Start of Block

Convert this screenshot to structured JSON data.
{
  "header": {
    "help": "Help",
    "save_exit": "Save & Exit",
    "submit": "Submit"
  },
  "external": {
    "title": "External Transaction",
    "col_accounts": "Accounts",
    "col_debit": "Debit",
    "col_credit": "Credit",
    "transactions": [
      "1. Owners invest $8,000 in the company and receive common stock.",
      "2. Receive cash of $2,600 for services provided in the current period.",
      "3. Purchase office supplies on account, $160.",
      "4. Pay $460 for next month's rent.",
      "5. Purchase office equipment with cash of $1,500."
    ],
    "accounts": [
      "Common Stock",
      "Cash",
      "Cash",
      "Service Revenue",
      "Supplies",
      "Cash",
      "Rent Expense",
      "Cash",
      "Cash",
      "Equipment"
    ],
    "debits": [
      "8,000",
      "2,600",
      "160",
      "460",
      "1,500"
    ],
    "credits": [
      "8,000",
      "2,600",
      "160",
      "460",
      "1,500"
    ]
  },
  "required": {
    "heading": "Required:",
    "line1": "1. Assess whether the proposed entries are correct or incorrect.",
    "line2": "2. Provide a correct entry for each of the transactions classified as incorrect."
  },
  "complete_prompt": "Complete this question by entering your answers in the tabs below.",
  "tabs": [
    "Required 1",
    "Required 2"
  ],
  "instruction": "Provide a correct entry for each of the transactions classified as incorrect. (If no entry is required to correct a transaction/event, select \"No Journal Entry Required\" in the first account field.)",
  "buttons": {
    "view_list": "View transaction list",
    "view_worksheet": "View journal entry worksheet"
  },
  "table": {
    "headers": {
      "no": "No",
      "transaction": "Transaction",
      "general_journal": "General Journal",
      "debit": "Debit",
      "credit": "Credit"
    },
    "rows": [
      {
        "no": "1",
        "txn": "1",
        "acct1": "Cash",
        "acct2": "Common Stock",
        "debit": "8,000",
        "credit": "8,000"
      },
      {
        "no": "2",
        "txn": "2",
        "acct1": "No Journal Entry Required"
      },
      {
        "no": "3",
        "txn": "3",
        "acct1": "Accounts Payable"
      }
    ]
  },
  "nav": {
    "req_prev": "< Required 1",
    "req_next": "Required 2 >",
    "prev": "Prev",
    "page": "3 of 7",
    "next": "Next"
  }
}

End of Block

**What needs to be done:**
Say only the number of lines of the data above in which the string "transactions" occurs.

**Expected answer:**
3